(Items from a data source)
......

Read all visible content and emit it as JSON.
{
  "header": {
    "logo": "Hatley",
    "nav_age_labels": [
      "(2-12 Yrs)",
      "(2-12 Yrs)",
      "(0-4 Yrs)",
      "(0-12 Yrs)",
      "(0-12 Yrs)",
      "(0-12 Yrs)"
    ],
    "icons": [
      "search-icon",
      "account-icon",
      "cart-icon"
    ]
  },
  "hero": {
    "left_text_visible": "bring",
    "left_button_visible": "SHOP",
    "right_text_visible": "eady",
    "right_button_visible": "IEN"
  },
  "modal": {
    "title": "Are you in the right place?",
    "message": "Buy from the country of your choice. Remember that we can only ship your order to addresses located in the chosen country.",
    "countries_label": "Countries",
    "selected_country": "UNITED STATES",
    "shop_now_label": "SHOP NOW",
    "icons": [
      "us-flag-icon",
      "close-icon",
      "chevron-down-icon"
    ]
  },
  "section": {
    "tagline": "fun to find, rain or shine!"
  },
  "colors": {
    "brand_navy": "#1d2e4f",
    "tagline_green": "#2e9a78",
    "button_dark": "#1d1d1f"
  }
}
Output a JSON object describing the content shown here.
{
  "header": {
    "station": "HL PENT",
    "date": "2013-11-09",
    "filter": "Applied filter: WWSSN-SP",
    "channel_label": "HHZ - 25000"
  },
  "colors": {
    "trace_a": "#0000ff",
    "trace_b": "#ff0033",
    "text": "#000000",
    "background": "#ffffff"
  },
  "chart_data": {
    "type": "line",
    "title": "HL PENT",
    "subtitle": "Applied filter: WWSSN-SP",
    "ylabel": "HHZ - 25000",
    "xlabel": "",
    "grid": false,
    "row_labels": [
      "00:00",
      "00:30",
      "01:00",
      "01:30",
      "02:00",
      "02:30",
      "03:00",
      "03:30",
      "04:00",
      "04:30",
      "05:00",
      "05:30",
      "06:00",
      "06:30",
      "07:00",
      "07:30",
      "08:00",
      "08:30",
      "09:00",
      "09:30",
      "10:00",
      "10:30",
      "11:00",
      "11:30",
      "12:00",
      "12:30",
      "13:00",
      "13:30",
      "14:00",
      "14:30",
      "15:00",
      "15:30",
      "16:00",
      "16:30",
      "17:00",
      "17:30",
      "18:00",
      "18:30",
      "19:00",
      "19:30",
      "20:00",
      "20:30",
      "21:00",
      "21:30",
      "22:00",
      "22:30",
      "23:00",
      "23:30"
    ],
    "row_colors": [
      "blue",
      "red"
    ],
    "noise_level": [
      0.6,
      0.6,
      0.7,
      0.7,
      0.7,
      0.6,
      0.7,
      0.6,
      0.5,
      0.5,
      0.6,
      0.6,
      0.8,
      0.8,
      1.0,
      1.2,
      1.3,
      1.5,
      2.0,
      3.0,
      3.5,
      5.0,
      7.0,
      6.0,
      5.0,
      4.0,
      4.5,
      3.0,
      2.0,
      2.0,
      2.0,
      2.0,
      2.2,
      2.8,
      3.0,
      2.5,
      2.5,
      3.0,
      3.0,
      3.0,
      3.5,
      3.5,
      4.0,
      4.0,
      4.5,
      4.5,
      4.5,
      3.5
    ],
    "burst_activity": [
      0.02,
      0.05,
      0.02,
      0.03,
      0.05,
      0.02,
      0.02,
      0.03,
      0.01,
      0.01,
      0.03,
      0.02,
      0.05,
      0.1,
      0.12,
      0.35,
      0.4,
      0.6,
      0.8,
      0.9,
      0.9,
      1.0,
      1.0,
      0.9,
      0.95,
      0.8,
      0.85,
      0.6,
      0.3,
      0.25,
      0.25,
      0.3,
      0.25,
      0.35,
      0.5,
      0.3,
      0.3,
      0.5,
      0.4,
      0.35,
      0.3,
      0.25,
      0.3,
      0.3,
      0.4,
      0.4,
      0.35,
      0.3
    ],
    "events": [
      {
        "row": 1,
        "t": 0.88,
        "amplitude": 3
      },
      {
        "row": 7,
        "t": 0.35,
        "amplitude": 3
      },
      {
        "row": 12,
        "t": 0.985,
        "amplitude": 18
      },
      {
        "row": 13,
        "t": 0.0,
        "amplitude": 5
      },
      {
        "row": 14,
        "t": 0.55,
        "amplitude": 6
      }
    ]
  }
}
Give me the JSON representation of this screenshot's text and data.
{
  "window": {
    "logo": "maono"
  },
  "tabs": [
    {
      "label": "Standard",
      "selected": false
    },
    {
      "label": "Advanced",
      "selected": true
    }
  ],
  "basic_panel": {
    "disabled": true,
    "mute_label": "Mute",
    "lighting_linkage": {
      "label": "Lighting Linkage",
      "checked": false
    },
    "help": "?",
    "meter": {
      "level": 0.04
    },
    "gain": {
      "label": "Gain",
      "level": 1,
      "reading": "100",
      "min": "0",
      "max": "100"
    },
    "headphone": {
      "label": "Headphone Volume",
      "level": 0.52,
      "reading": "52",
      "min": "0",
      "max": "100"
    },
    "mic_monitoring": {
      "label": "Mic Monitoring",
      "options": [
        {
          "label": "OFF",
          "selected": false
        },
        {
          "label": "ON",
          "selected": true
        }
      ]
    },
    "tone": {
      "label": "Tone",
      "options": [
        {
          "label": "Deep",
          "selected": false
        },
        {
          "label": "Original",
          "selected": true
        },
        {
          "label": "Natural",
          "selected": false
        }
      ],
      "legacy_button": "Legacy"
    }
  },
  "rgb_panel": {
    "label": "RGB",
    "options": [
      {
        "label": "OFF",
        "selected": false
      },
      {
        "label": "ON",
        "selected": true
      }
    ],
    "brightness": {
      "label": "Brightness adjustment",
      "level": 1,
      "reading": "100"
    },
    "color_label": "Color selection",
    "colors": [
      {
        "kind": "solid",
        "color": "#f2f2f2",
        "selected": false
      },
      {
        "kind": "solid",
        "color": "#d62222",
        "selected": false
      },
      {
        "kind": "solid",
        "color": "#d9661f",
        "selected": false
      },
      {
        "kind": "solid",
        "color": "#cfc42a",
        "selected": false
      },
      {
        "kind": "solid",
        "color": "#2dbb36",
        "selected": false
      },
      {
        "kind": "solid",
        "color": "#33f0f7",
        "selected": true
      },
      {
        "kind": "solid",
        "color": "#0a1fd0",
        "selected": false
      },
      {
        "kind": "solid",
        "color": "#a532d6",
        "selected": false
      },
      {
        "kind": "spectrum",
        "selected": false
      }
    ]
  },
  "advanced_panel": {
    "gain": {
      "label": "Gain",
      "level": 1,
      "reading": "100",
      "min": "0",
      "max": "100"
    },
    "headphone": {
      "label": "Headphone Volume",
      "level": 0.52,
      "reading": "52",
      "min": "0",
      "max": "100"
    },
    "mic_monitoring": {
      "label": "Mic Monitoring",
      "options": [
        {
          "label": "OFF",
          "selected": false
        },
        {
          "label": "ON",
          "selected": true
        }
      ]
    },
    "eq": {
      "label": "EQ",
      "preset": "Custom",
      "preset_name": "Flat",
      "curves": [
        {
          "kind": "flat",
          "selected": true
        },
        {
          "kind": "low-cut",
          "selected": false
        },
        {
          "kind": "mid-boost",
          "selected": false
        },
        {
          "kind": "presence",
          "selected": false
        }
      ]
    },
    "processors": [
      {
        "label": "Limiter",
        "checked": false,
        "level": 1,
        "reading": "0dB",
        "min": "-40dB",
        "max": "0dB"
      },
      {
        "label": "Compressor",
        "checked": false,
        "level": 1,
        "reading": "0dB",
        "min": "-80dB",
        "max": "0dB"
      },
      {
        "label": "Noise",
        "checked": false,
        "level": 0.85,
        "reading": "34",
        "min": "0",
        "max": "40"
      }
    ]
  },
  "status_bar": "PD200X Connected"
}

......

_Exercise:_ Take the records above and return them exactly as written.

_Response area:_
Read all visible content and emit it as JSON.
{
  "header": {
    "logo": "Hatley",
    "nav_age_labels": [
      "(2-12 Yrs)",
      "(2-12 Yrs)",
      "(0-4 Yrs)",
      "(0-12 Yrs)",
      "(0-12 Yrs)",
      "(0-12 Yrs)"
    ],
    "icons": [
      "search-icon",
      "account-icon",
      "cart-icon"
    ]
  },
  "hero": {
    "left_text_visible": "bring",
    "left_button_visible": "SHOP",
    "right_text_visible": "eady",
    "right_button_visible": "IEN"
  },
  "modal": {
    "title": "Are you in the right place?",
    "message": "Buy from the country of your choice. Remember that we can only ship your order to addresses located in the chosen country.",
    "countries_label": "Countries",
    "selected_country": "UNITED STATES",
    "shop_now_label": "SHOP NOW",
    "icons": [
      "us-flag-icon",
      "close-icon",
      "chevron-down-icon"
    ]
  },
  "section": {
    "tagline": "fun to find, rain or shine!"
  },
  "colors": {
    "brand_navy": "#1d2e4f",
    "tagline_green": "#2e9a78",
    "button_dark": "#1d1d1f"
  }
}
Output a JSON object describing the content shown here.
{
  "header": {
    "station": "HL PENT",
    "date": "2013-11-09",
    "filter": "Applied filter: WWSSN-SP",
    "channel_label": "HHZ - 25000"
  },
  "colors": {
    "trace_a": "#0000ff",
    "trace_b": "#ff0033",
    "text": "#000000",
    "background": "#ffffff"
  },
  "chart_data": {
    "type": "line",
    "title": "HL PENT",
    "subtitle": "Applied filter: WWSSN-SP",
    "ylabel": "HHZ - 25000",
    "xlabel": "",
    "grid": false,
    "row_labels": [
      "00:00",
      "00:30",
      "01:00",
      "01:30",
      "02:00",
      "02:30",
      "03:00",
      "03:30",
      "04:00",
      "04:30",
      "05:00",
      "05:30",
      "06:00",
      "06:30",
      "07:00",
      "07:30",
      "08:00",
      "08:30",
      "09:00",
      "09:30",
      "10:00",
      "10:30",
      "11:00",
      "11:30",
      "12:00",
      "12:30",
      "13:00",
      "13:30",
      "14:00",
      "14:30",
      "15:00",
      "15:30",
      "16:00",
      "16:30",
      "17:00",
      "17:30",
      "18:00",
      "18:30",
      "19:00",
      "19:30",
      "20:00",
      "20:30",
      "21:00",
      "21:30",
      "22:00",
      "22:30",
      "23:00",
      "23:30"
    ],
    "row_colors": [
      "blue",
      "red"
    ],
    "noise_level": [
      0.6,
      0.6,
      0.7,
      0.7,
      0.7,
      0.6,
      0.7,
      0.6,
      0.5,
      0.5,
      0.6,
      0.6,
      0.8,
      0.8,
      1.0,
      1.2,
      1.3,
      1.5,
      2.0,
      3.0,
      3.5,
      5.0,
      7.0,
      6.0,
      5.0,
      4.0,
      4.5,
      3.0,
      2.0,
      2.0,
      2.0,
      2.0,
      2.2,
      2.8,
      3.0,
      2.5,
      2.5,
      3.0,
      3.0,
      3.0,
      3.5,
      3.5,
      4.0,
      4.0,
      4.5,
      4.5,
      4.5,
      3.5
    ],
    "burst_activity": [
      0.02,
      0.05,
      0.02,
      0.03,
      0.05,
      0.02,
      0.02,
      0.03,
      0.01,
      0.01,
      0.03,
      0.02,
      0.05,
      0.1,
      0.12,
      0.35,
      0.4,
      0.6,
      0.8,
      0.9,
      0.9,
      1.0,
      1.0,
      0.9,
      0.95,
      0.8,
      0.85,
      0.6,
      0.3,
      0.25,
      0.25,
      0.3,
      0.25,
      0.35,
      0.5,
      0.3,
      0.3,
      0.5,
      0.4,
      0.35,
      0.3,
      0.25,
      0.3,
      0.3,
      0.4,
      0.4,
      0.35,
      0.3
    ],
    "events": [
      {
        "row": 1,
        "t": 0.88,
        "amplitude": 3
      },
      {
        "row": 7,
        "t": 0.35,
        "amplitude": 3
      },
      {
        "row": 12,
        "t": 0.985,
        "amplitude": 18
      },
      {
        "row": 13,
        "t": 0.0,
        "amplitude": 5
      },
      {
        "row": 14,
        "t": 0.55,
        "amplitude": 6
      }
    ]
  }
}
Give me the JSON representation of this screenshot's text and data.
{
  "window": {
    "logo": "maono"
  },
  "tabs": [
    {
      "label": "Standard",
      "selected": false
    },
    {
      "label": "Advanced",
      "selected": true
    }
  ],
  "basic_panel": {
    "disabled": true,
    "mute_label": "Mute",
    "lighting_linkage": {
      "label": "Lighting Linkage",
      "checked": false
    },
    "help": "?",
    "meter": {
      "level": 0.04
    },
    "gain": {
      "label": "Gain",
      "level": 1,
      "reading": "100",
      "min": "0",
      "max": "100"
    },
    "headphone": {
      "label": "Headphone Volume",
      "level": 0.52,
      "reading": "52",
      "min": "0",
      "max": "100"
    },
    "mic_monitoring": {
      "label": "Mic Monitoring",
      "options": [
        {
          "label": "OFF",
          "selected": false
        },
        {
          "label": "ON",
          "selected": true
        }
      ]
    },
    "tone": {
      "label": "Tone",
      "options": [
        {
          "label": "Deep",
          "selected": false
        },
        {
          "label": "Original",
          "selected": true
        },
        {
          "label": "Natural",
          "selected": false
        }
      ],
      "legacy_button": "Legacy"
    }
  },
  "rgb_panel": {
    "label": "RGB",
    "options": [
      {
        "label": "OFF",
        "selected": false
      },
      {
        "label": "ON",
        "selected": true
      }
    ],
    "brightness": {
      "label": "Brightness adjustment",
      "level": 1,
      "reading": "100"
    },
    "color_label": "Color selection",
    "colors": [
      {
        "kind": "solid",
        "color": "#f2f2f2",
        "selected": false
      },
      {
        "kind": "solid",
        "color": "#d62222",
        "selected": false
      },
      {
        "kind": "solid",
        "color": "#d9661f",
        "selected": false
      },
      {
        "kind": "solid",
        "color": "#cfc42a",
        "selected": false
      },
      {
        "kind": "solid",
        "color": "#2dbb36",
        "selected": false
      },
      {
        "kind": "solid",
        "color": "#33f0f7",
        "selected": true
      },
      {
        "kind": "solid",
        "color": "#0a1fd0",
        "selected": false
      },
      {
        "kind": "solid",
        "color": "#a532d6",
        "selected": false
      },
      {
        "kind": "spectrum",
        "selected": false
      }
    ]
  },
  "advanced_panel": {
    "gain": {
      "label": "Gain",
      "level": 1,
      "reading": "100",
      "min": "0",
      "max": "100"
    },
    "headphone": {
      "label": "Headphone Volume",
      "level": 0.52,
      "reading": "52",
      "min": "0",
      "max": "100"
    },
    "mic_monitoring": {
      "label": "Mic Monitoring",
      "options": [
        {
          "label": "OFF",
          "selected": false
        },
        {
          "label": "ON",
          "selected": true
        }
      ]
    },
    "eq": {
      "label": "EQ",
      "preset": "Custom",
      "preset_name": "Flat",
      "curves": [
        {
          "kind": "flat",
          "selected": true
        },
        {
          "kind": "low-cut",
          "selected": false
        },
        {
          "kind": "mid-boost",
          "selected": false
        },
        {
          "kind": "presence",
          "selected": false
        }
      ]
    },
    "processors": [
      {
        "label": "Limiter",
        "checked": false,
        "level": 1,
        "reading": "0dB",
        "min": "-40dB",
        "max": "0dB"
      },
      {
        "label": "Compressor",
        "checked": false,
        "level": 1,
        "reading": "0dB",
        "min": "-80dB",
        "max": "0dB"
      },
      {
        "label": "Noise",
        "checked": false,
        "level": 0.85,
        "reading": "34",
        "min": "0",
        "max": "40"
      }
    ]
  },
  "status_bar": "PD200X Connected"
}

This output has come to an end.